AbstractThe drugs are prescribed and not sold over
May 22, 2019
AbstractThe aim of this presentation is to give an overview of the drug mesalazine in the treatment of IBD. Mesalazine is an anti-inflammatory drug which is added as the active pharmaceutical ingredient (API) in several different formulations. There are different drugs which release the API at different rates. Most are pH dependent and this allows the drug to be topically applied to the most affected parts of the gastrointestinal tract, therefore drugs are prescribed and not sold over the counter. Irritable Bowl Disease has two main condition; ulcerative colitis and Chron’s disease. Mesalazine and other amino-salicylate drugs are used to treat IBD by reducing inflammation and maintaining remission. Many studies to show the efficacy and action mechanism of mesalazine are comparisons with the other drugs used to treat IBD such as sulphasalazine, as opposed to non-comparative studies.

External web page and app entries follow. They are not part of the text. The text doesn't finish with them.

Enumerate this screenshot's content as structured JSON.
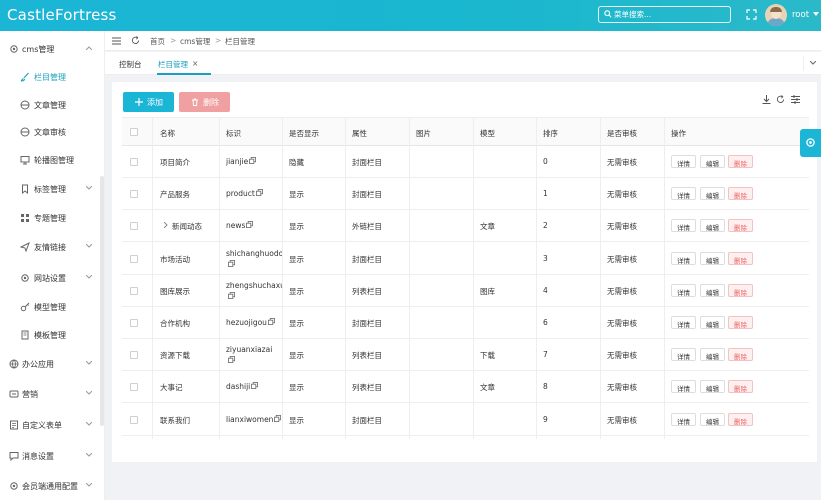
{
  "header": {
    "app_title": "CastleFortress",
    "search_placeholder": "菜单搜索...",
    "username": "root"
  },
  "sidebar": {
    "items": [
      {
        "label": "cms管理",
        "icon": "gear-icon"
      },
      {
        "label": "栏目管理",
        "icon": "brush-icon"
      },
      {
        "label": "文章管理",
        "icon": "disc-icon"
      },
      {
        "label": "文章审核",
        "icon": "disc-icon"
      },
      {
        "label": "轮播图管理",
        "icon": "monitor-icon"
      },
      {
        "label": "标签管理",
        "icon": "bookmark-icon"
      },
      {
        "label": "专题管理",
        "icon": "grid-icon"
      },
      {
        "label": "友情链接",
        "icon": "send-icon"
      },
      {
        "label": "网站设置",
        "icon": "gear-icon"
      },
      {
        "label": "模型管理",
        "icon": "key-icon"
      },
      {
        "label": "模板管理",
        "icon": "book-icon"
      },
      {
        "label": "办公应用",
        "icon": "globe-icon"
      },
      {
        "label": "营销",
        "icon": "tag-icon"
      },
      {
        "label": "自定义表单",
        "icon": "form-icon"
      },
      {
        "label": "消息设置",
        "icon": "message-icon"
      },
      {
        "label": "会员端通用配置",
        "icon": "gear-icon"
      }
    ]
  },
  "breadcrumb": {
    "home": "首页",
    "level1": "cms管理",
    "level2": "栏目管理"
  },
  "tabs": {
    "tab1": "控制台",
    "tab2": "栏目管理",
    "close": "×"
  },
  "toolbar": {
    "add": "添加",
    "delete": "删除"
  },
  "table": {
    "columns": {
      "name": "名称",
      "key": "标识",
      "visible": "是否显示",
      "attr": "属性",
      "image": "图片",
      "model": "模型",
      "sort": "排序",
      "review": "是否审核",
      "actions": "操作"
    },
    "action_labels": {
      "detail": "详情",
      "edit": "编辑",
      "delete": "删除"
    },
    "rows": [
      {
        "name": "项目简介",
        "key": "jianjie",
        "key2": "",
        "visible": "隐藏",
        "attr": "封面栏目",
        "model": "",
        "sort": "0",
        "review": "无需审核"
      },
      {
        "name": "产品服务",
        "key": "product",
        "key2": "",
        "visible": "显示",
        "attr": "封面栏目",
        "model": "",
        "sort": "1",
        "review": "无需审核"
      },
      {
        "name": "新闻动态",
        "key": "news",
        "key2": "",
        "visible": "显示",
        "attr": "外链栏目",
        "model": "文章",
        "sort": "2",
        "review": "无需审核"
      },
      {
        "name": "市场活动",
        "key": "shichanghuodo",
        "key2": "",
        "visible": "显示",
        "attr": "封面栏目",
        "model": "",
        "sort": "3",
        "review": "无需审核"
      },
      {
        "name": "图库展示",
        "key": "zhengshuchaxu",
        "key2": "",
        "visible": "显示",
        "attr": "列表栏目",
        "model": "图库",
        "sort": "4",
        "review": "无需审核"
      },
      {
        "name": "合作机构",
        "key": "hezuojigou",
        "key2": "",
        "visible": "显示",
        "attr": "封面栏目",
        "model": "",
        "sort": "6",
        "review": "无需审核"
      },
      {
        "name": "资源下载",
        "key": "ziyuanxiazai",
        "key2": "",
        "visible": "显示",
        "attr": "列表栏目",
        "model": "下载",
        "sort": "7",
        "review": "无需审核"
      },
      {
        "name": "大事记",
        "key": "dashiji",
        "key2": "",
        "visible": "显示",
        "attr": "列表栏目",
        "model": "文章",
        "sort": "8",
        "review": "无需审核"
      },
      {
        "name": "联系我们",
        "key": "lianxiwomen",
        "key2": "",
        "visible": "显示",
        "attr": "封面栏目",
        "model": "",
        "sort": "9",
        "review": "无需审核"
      }
    ]
  },
  "colors": {
    "accent": "#1bb5d6",
    "danger": "#f06262"
  }
}
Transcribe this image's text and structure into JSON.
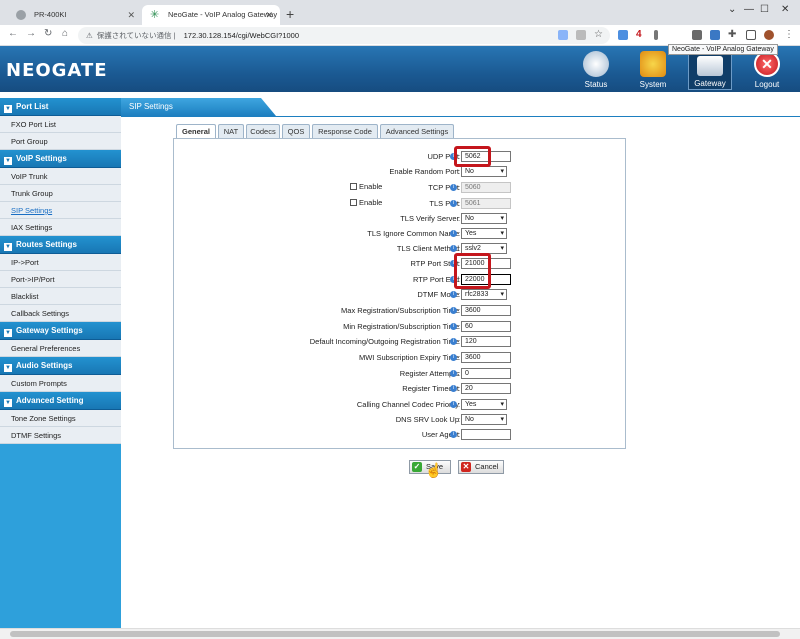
{
  "browser": {
    "tabs": [
      {
        "title": "PR-400KI"
      },
      {
        "title": "NeoGate - VoIP Analog Gateway"
      }
    ],
    "security_label": "保護されていない通信",
    "url": "172.30.128.154/cgi/WebCGI?1000",
    "tooltip": "NeoGate - VoIP Analog Gateway",
    "ext_badge": "4"
  },
  "header": {
    "logo": "NEOGATE",
    "nav": [
      {
        "label": "Status",
        "icon": "status-icon"
      },
      {
        "label": "System",
        "icon": "system-icon"
      },
      {
        "label": "Gateway",
        "icon": "gateway-icon"
      },
      {
        "label": "Logout",
        "icon": "logout-icon"
      }
    ]
  },
  "sidebar": {
    "sections": [
      {
        "title": "Port List",
        "items": [
          "FXO Port List",
          "Port Group"
        ]
      },
      {
        "title": "VoIP Settings",
        "items": [
          "VoIP Trunk",
          "Trunk Group",
          "SIP Settings",
          "IAX Settings"
        ]
      },
      {
        "title": "Routes Settings",
        "items": [
          "IP->Port",
          "Port->IP/Port",
          "Blacklist",
          "Callback Settings"
        ]
      },
      {
        "title": "Gateway Settings",
        "items": [
          "General Preferences"
        ]
      },
      {
        "title": "Audio Settings",
        "items": [
          "Custom Prompts"
        ]
      },
      {
        "title": "Advanced Setting",
        "items": [
          "Tone Zone Settings",
          "DTMF Settings"
        ]
      }
    ],
    "selected": "SIP Settings"
  },
  "main": {
    "title": "SIP Settings",
    "tabs": [
      "General",
      "NAT",
      "Codecs",
      "QOS",
      "Response Code",
      "Advanced Settings"
    ],
    "active_tab": "General",
    "enable_label": "Enable",
    "fields": [
      {
        "label": "UDP Port",
        "value": "5062"
      },
      {
        "label": "Enable Random Port",
        "value": "No"
      },
      {
        "label": "TCP Port",
        "value": "5060"
      },
      {
        "label": "TLS Port",
        "value": "5061"
      },
      {
        "label": "TLS Verify Server",
        "value": "No"
      },
      {
        "label": "TLS Ignore Common Name",
        "value": "Yes"
      },
      {
        "label": "TLS Client Method",
        "value": "sslv2"
      },
      {
        "label": "RTP Port Start",
        "value": "21000"
      },
      {
        "label": "RTP Port End",
        "value": "22000"
      },
      {
        "label": "DTMF Mode",
        "value": "rfc2833"
      },
      {
        "label": "Max Registration/Subscription Time",
        "value": "3600"
      },
      {
        "label": "Min Registration/Subscription Time",
        "value": "60"
      },
      {
        "label": "Default Incoming/Outgoing Registration Time",
        "value": "120"
      },
      {
        "label": "MWI Subscription Expiry Time",
        "value": "3600"
      },
      {
        "label": "Register Attempts",
        "value": "0"
      },
      {
        "label": "Register Timeout",
        "value": "20"
      },
      {
        "label": "Calling Channel Codec Priority",
        "value": "Yes"
      },
      {
        "label": "DNS SRV Look Up",
        "value": "No"
      },
      {
        "label": "User Agent",
        "value": ""
      }
    ],
    "info_glyph": "i",
    "colon": ":",
    "save_label": "Save",
    "cancel_label": "Cancel"
  }
}
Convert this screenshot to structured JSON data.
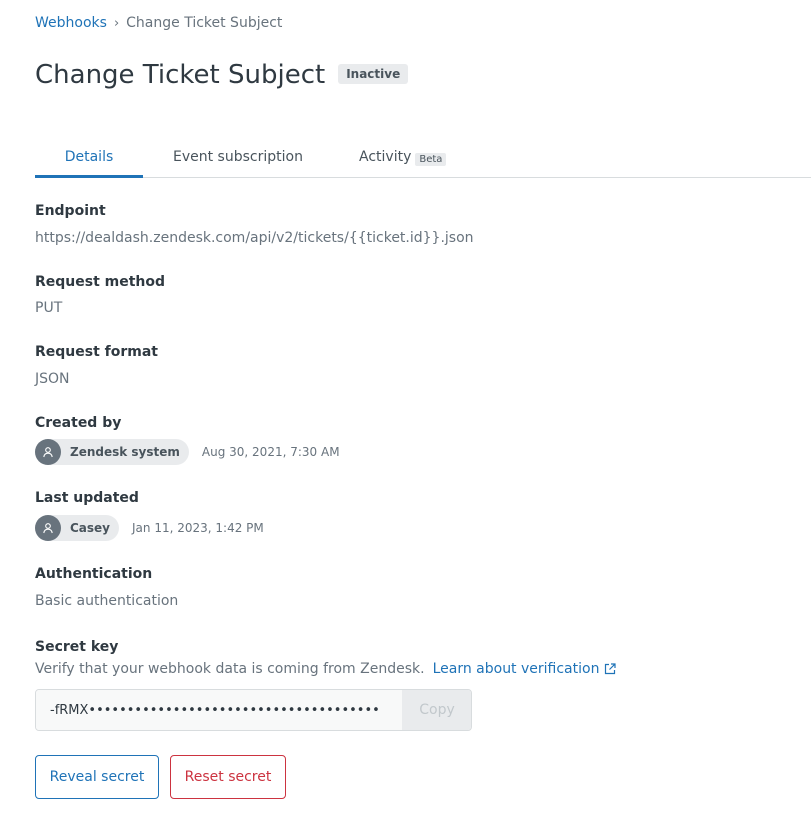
{
  "breadcrumb": {
    "parent": "Webhooks",
    "separator": "›",
    "current": "Change Ticket Subject"
  },
  "header": {
    "title": "Change Ticket Subject",
    "status": "Inactive"
  },
  "tabs": [
    {
      "label": "Details",
      "active": true
    },
    {
      "label": "Event subscription",
      "active": false
    },
    {
      "label": "Activity",
      "badge": "Beta",
      "active": false
    }
  ],
  "details": {
    "endpoint": {
      "label": "Endpoint",
      "value": "https://dealdash.zendesk.com/api/v2/tickets/{{ticket.id}}.json"
    },
    "request_method": {
      "label": "Request method",
      "value": "PUT"
    },
    "request_format": {
      "label": "Request format",
      "value": "JSON"
    },
    "created_by": {
      "label": "Created by",
      "name": "Zendesk system",
      "date": "Aug 30, 2021, 7:30 AM"
    },
    "last_updated": {
      "label": "Last updated",
      "name": "Casey",
      "date": "Jan 11, 2023, 1:42 PM"
    },
    "authentication": {
      "label": "Authentication",
      "value": "Basic authentication"
    },
    "secret_key": {
      "label": "Secret key",
      "help": "Verify that your webhook data is coming from Zendesk.",
      "link": "Learn about verification",
      "value": "-fRMX••••••••••••••••••••••••••••••••••••••",
      "copy_label": "Copy"
    }
  },
  "actions": {
    "reveal": "Reveal secret",
    "reset": "Reset secret"
  },
  "colors": {
    "link": "#1f73b7",
    "danger": "#cc3340",
    "text": "#2f3941",
    "muted": "#68737d"
  }
}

This would suggest that more research on the drug is needed. There is also lack of evidence to prove a true drug action mechanism. The daily dosage for adults has been well studied, but there is a lack of study into pregnant women and children. ReferencesAmitabh Prakash, Anthony Markham (1999) – Oral Delayed-Release Mesalazine, Drugs, 57(3): 383-408.Böhm S, Kruis W (2014) – Long-term efficacy and safety of once-daily mesalazine granules for the treatment of active ulcerative colitis, Clinical and Experimental Gastroenterology, 7: 369-383Brogden RN1, Sorkin EM (1989) – Mesalazine. A review of its pharmacodynamic and pharmacokinetic properties, and therapeutic potential in chronic inflammatory bowel disease, Drugs, 38(4): 500-23.Carmen Cuffari, David Pierce, Bartosz Korczowski, Krzysztof Fyderek, Heather Van Heusen, Stuart Hossack, Hong Wan, Alena YZ Edwards, and Patrick Martin (2016) – Randomized clinical trial: pharmacokinetics and safety of multimatrix mesalamine for treatment of pediatric ulcerative colitis, Drug Design, Development and Therapy, 10: 593–607Chris Probert (2013) – Steroids and 5-aminosalicylic acids in moderate ulcerative colitis: addressing the dilemma, Therapeutic Advances in Gastreonemy, 6(1): 33-38Diav-Citrin O, Park YH, Veerasuntharam G (1998) – The safety of mesalamine in human pregnancy: a prospective controlled cohort study. Exposure to mesalamine during pregnancy increased preterm deliveries (but not birth defects) and decreased birth weight, Gastroenterology, 114: 23–8. FDA (2018), First time generic drugs 2017, fda.gov/drugs/DevelopmentApprovalProcess/HowDrugsareDevelopedandApproved/DrugandBiologicApprovalReports/ANDAGenericDrugApprovalsKindersley Dorling (2012) BMA Concise Guide to Medicine and Drugs, pg. 300-301.Martine De Vos (2000) Clinical Pharmacokinetics of Slow Release Mesalazine, Clinical Pharmacokinetics, 39(2): 85-97.Sarah MacDonald (2002) Aspirin to be Banned in Under 16 Year Olds, BMJ, 325(7371): 988.Srini Tenjarla (2015) – Dissolution of Commercially Available Mesalamine Formulations at Various pH Levels, Drugs in R, 15(2): 211-215W. J. SANDBORN & S. B. HANAUER (2002) – Systematic review: the pharmacokinetic profiles of oral mesalazine formulations and mesalazine pro-drugs used in the management of ulcerative colitis, Alimentary Pharmacology & Therapeutics, 17(1): 29-42Yasuo Suzuki, Mitsuo Iida, Hiroaki Ito, Isamu Saida and Toshifumi Hibicor (2016) – Efficacy and safety of two pH-dependent-release mesalamine doses in moderately active ulcerative colitis: a multicentre, randomised, double-blind, parallel-group study, Intestinal Research, 14(1): 50-59Yoshinori Arai, Seiji Arihiro, Daisuke Ide, Isao Odagi,a Munenori Itagaki, Nobuhiko Komoike, Yutaka Nakao, Kazuki Takakura, Masayuki Saruta, Mika Matsuoka, Tomohiro Kato, and Hisao Tajiria (2011) – Acute Pancreatitis due to pH-Dependent Mesalazine That Occurred in the Course of Ulcerative Colitis Case Reports in Gastroentrology, 5: 610-616.